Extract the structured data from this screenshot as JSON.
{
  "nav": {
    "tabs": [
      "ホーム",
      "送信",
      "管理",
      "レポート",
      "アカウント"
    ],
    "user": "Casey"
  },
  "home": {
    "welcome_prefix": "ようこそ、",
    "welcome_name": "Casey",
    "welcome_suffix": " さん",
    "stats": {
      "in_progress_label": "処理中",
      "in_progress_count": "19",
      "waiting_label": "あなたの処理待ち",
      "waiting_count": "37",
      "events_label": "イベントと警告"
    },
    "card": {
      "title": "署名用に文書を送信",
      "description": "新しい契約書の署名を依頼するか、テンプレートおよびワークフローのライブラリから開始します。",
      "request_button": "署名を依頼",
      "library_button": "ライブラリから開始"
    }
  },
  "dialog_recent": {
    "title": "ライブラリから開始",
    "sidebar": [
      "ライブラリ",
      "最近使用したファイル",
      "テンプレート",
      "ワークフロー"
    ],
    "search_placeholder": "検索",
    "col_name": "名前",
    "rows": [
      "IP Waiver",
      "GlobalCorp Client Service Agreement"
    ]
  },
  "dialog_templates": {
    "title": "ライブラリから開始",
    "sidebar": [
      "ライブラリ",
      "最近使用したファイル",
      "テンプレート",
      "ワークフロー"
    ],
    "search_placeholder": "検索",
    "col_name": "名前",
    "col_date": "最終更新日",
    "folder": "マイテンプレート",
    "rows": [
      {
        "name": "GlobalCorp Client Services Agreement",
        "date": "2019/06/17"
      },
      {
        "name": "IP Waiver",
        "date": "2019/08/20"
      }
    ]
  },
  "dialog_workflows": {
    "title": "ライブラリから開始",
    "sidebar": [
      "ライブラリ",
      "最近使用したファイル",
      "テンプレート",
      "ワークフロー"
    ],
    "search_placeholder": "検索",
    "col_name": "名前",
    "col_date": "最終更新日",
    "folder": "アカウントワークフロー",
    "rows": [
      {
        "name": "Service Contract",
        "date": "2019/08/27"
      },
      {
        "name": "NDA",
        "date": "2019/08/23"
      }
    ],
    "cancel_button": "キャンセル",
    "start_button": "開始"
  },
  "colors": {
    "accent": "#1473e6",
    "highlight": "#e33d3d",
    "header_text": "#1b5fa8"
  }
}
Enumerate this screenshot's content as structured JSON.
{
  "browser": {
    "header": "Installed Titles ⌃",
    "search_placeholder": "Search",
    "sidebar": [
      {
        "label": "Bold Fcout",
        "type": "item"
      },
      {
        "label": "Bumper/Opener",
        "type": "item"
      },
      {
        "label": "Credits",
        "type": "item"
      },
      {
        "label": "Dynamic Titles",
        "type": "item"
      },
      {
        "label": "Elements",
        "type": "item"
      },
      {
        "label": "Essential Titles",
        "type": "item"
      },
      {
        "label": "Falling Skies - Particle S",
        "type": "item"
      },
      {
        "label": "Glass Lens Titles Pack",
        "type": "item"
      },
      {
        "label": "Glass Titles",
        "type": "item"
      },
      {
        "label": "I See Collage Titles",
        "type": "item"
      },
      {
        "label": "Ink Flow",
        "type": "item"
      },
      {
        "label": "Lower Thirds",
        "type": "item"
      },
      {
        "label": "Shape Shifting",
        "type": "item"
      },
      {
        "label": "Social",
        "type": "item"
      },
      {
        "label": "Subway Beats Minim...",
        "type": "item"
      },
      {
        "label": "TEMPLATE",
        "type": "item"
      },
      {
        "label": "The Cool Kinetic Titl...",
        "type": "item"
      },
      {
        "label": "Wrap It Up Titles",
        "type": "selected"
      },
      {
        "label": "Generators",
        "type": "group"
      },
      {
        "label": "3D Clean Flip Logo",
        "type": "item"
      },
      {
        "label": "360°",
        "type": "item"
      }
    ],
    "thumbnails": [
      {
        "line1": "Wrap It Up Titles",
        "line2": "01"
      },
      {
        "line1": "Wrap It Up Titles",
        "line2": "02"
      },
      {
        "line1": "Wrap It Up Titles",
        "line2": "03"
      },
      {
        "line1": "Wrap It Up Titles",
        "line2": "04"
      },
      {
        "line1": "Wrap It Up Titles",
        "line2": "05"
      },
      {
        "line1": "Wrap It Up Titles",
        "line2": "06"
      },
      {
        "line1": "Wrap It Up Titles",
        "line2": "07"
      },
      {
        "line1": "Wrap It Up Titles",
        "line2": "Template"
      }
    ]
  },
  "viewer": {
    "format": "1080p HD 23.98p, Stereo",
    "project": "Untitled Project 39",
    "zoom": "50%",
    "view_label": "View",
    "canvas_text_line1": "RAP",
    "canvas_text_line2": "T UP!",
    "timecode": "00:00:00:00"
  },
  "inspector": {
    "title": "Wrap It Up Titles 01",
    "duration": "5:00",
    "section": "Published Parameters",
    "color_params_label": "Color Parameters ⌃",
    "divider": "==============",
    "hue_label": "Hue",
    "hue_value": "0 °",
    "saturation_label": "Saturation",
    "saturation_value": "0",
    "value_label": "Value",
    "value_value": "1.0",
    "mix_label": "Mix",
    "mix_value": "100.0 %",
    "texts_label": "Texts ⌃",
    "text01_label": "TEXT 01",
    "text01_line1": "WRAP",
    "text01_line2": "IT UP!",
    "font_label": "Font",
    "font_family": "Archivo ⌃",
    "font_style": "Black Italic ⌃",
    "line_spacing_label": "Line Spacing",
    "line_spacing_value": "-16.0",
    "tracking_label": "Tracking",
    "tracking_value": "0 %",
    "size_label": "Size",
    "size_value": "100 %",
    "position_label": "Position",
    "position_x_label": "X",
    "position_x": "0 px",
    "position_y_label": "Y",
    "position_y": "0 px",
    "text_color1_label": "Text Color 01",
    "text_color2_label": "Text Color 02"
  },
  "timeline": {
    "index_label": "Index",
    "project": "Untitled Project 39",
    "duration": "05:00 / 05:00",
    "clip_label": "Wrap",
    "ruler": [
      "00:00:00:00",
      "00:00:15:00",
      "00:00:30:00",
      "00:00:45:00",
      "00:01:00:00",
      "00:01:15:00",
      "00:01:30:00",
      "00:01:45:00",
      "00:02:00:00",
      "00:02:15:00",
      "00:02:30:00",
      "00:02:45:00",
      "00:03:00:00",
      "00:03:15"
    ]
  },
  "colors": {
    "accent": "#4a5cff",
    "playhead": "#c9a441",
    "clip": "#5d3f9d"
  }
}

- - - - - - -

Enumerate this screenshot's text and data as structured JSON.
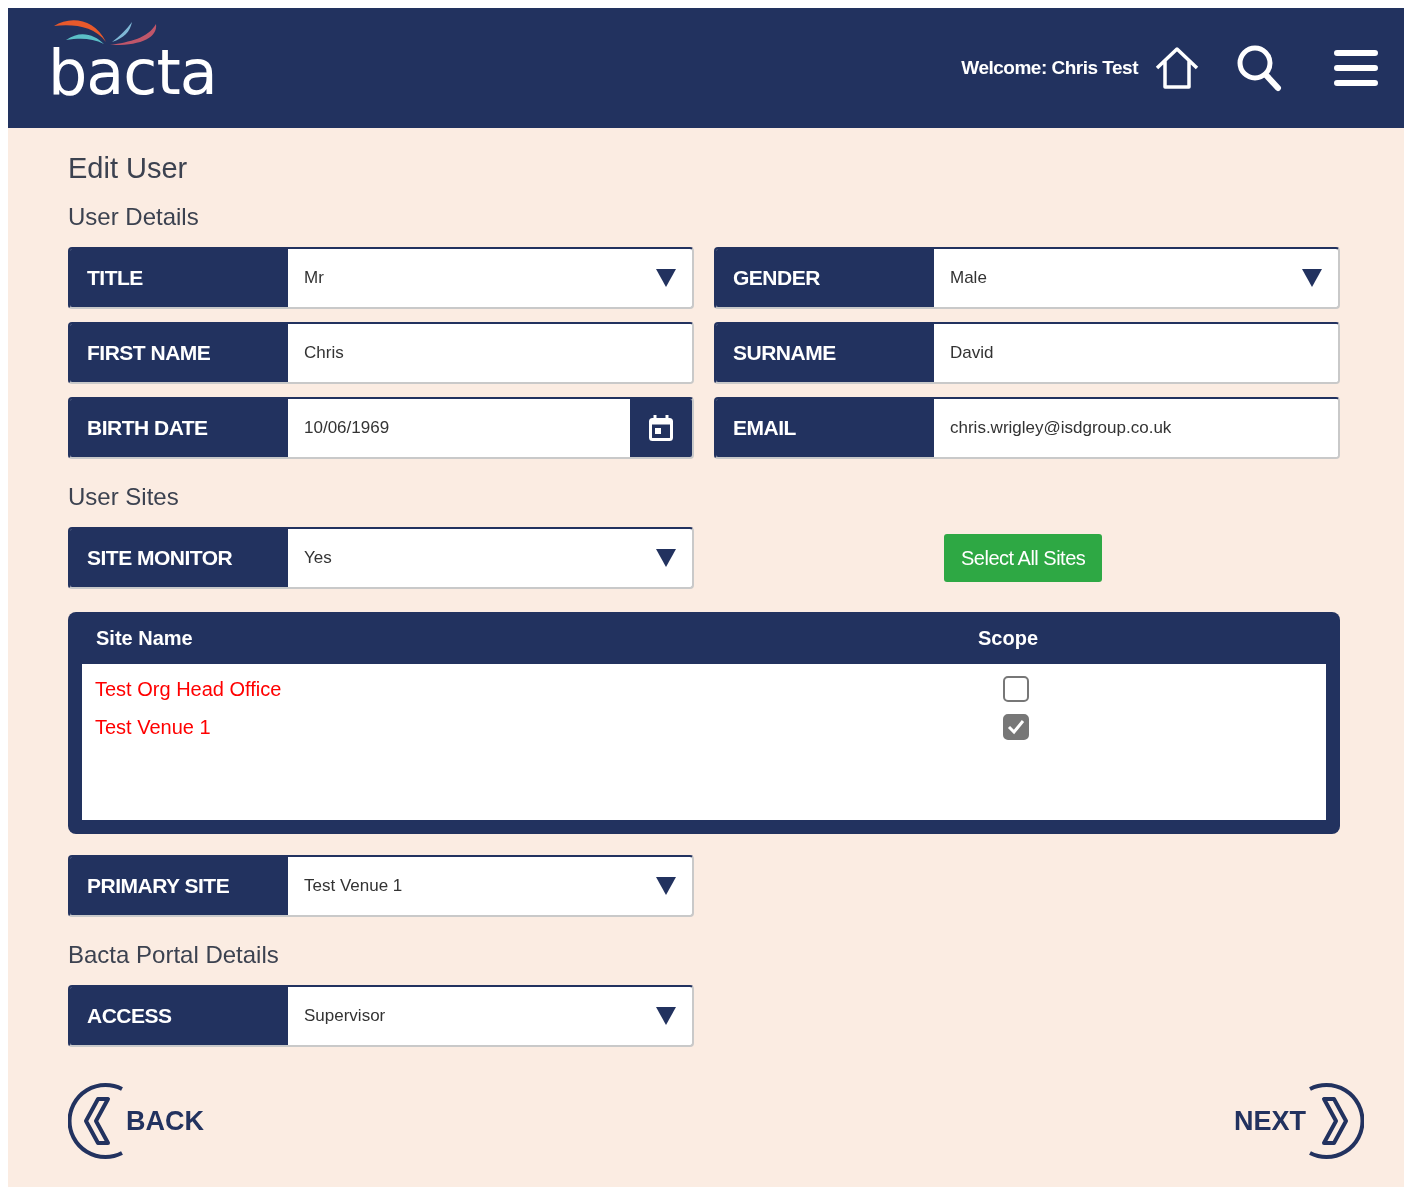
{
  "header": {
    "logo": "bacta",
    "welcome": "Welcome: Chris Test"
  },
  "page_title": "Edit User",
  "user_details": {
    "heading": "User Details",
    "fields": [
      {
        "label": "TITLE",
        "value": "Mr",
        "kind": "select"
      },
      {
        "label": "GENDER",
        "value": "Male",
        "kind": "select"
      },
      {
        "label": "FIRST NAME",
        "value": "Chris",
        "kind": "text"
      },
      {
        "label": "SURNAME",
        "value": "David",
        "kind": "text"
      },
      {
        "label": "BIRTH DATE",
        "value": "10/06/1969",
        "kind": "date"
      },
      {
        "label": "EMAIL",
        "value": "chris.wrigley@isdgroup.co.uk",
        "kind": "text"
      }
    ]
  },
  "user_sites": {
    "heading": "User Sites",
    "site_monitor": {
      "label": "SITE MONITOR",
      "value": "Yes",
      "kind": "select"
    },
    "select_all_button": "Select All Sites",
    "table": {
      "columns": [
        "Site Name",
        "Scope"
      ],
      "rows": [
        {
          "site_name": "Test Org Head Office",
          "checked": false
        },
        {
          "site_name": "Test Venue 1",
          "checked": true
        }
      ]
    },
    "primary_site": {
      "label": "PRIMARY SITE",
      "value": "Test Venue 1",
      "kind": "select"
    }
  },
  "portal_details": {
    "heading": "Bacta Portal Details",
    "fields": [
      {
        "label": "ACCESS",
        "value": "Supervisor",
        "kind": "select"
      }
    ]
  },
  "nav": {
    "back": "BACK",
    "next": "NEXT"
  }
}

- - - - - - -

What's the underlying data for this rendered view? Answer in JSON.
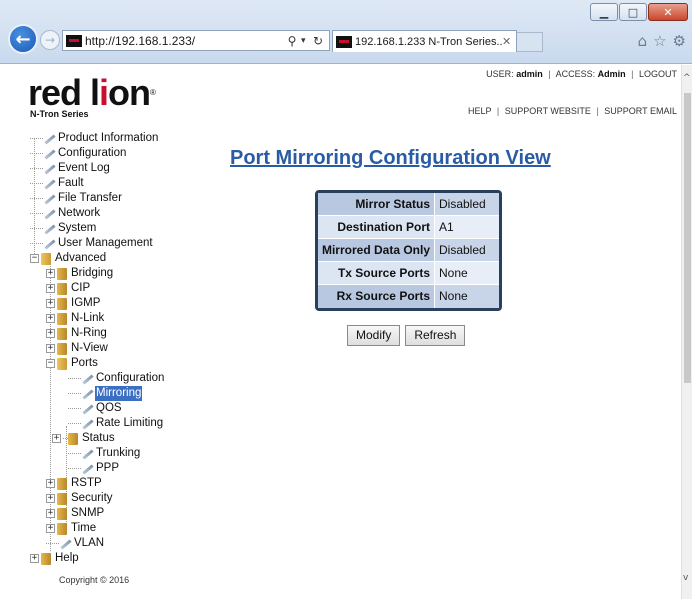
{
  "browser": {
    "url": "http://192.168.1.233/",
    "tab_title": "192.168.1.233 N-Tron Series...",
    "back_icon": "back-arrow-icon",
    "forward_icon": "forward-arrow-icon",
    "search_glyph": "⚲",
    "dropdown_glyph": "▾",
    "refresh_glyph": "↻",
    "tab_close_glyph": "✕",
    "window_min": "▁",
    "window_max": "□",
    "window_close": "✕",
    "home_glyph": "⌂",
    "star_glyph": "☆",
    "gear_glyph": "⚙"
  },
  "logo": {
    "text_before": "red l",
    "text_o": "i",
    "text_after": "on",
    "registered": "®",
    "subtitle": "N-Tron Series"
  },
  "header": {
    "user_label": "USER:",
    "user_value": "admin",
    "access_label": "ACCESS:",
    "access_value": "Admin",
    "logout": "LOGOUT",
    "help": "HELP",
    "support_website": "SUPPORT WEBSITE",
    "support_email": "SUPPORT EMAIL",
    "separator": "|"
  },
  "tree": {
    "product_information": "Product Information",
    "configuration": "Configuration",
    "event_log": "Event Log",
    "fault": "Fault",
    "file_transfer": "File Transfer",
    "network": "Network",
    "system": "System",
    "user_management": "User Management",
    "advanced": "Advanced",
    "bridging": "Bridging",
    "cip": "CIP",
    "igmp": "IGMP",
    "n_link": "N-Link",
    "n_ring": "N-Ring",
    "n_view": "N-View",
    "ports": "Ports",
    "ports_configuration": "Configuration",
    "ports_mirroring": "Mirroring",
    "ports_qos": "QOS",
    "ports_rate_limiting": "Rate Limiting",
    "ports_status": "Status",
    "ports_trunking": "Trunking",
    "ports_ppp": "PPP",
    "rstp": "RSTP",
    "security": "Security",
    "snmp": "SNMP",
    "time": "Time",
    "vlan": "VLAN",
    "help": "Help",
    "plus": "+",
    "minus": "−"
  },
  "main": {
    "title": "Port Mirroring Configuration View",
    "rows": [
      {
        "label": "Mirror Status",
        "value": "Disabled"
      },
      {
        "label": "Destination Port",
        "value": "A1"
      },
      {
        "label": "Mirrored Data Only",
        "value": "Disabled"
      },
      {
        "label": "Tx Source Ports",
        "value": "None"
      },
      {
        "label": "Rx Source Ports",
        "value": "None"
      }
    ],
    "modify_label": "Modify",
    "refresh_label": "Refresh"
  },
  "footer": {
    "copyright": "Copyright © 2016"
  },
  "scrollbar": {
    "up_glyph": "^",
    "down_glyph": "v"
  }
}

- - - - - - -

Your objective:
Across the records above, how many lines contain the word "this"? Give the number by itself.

Response to the task:
4